■ **Interface dataset entries**
════════

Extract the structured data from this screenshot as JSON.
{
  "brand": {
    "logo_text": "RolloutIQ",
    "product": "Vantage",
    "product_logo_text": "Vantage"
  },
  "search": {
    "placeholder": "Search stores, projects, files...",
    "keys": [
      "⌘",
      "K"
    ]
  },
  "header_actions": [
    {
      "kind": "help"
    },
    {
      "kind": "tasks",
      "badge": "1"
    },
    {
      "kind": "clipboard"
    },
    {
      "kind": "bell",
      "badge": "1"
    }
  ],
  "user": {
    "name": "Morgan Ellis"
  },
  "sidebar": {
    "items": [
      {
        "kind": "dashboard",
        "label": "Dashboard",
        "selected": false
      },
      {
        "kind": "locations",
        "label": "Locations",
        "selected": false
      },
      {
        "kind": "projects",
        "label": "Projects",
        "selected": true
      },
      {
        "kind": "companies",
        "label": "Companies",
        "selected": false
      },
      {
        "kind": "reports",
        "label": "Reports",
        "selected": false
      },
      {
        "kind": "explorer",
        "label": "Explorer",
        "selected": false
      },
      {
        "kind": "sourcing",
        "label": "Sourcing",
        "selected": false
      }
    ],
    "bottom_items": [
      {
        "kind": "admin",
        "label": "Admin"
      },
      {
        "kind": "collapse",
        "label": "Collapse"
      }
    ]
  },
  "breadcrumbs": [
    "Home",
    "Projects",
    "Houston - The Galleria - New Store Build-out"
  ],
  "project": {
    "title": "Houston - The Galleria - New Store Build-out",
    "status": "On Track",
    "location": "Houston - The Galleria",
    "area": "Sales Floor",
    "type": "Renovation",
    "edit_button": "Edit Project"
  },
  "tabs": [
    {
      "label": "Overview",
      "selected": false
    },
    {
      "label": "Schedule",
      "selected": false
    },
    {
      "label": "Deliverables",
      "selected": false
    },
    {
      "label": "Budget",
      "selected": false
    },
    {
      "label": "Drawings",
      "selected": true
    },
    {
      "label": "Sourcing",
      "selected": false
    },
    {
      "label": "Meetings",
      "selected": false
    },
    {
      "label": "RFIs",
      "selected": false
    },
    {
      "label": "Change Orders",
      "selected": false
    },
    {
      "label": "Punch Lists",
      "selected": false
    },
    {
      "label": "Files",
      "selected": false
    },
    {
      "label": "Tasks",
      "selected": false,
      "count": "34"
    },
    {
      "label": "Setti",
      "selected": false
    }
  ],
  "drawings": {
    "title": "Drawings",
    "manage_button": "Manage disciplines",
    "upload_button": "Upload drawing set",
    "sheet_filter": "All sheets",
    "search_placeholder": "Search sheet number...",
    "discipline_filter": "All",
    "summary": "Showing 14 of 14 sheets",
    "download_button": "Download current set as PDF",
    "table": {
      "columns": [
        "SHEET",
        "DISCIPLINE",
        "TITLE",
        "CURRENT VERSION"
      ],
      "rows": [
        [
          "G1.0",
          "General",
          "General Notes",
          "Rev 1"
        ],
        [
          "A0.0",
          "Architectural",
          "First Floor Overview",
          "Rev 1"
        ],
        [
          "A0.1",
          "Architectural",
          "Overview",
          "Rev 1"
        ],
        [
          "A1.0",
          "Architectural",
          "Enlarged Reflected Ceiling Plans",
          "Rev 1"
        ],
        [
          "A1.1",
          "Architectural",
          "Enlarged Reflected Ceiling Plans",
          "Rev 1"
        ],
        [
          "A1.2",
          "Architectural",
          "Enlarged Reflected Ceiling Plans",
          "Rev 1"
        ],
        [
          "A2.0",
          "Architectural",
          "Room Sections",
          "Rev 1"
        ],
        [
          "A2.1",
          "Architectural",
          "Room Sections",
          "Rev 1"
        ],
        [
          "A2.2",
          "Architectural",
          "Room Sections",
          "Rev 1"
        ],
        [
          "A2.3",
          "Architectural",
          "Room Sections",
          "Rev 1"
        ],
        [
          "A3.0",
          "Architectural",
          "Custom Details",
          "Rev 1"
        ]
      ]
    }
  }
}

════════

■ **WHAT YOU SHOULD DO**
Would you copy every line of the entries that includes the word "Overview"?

■ **EXERCISE RESPONSE**
      "label": "Overview",
          "First Floor Overview",
          "Overview",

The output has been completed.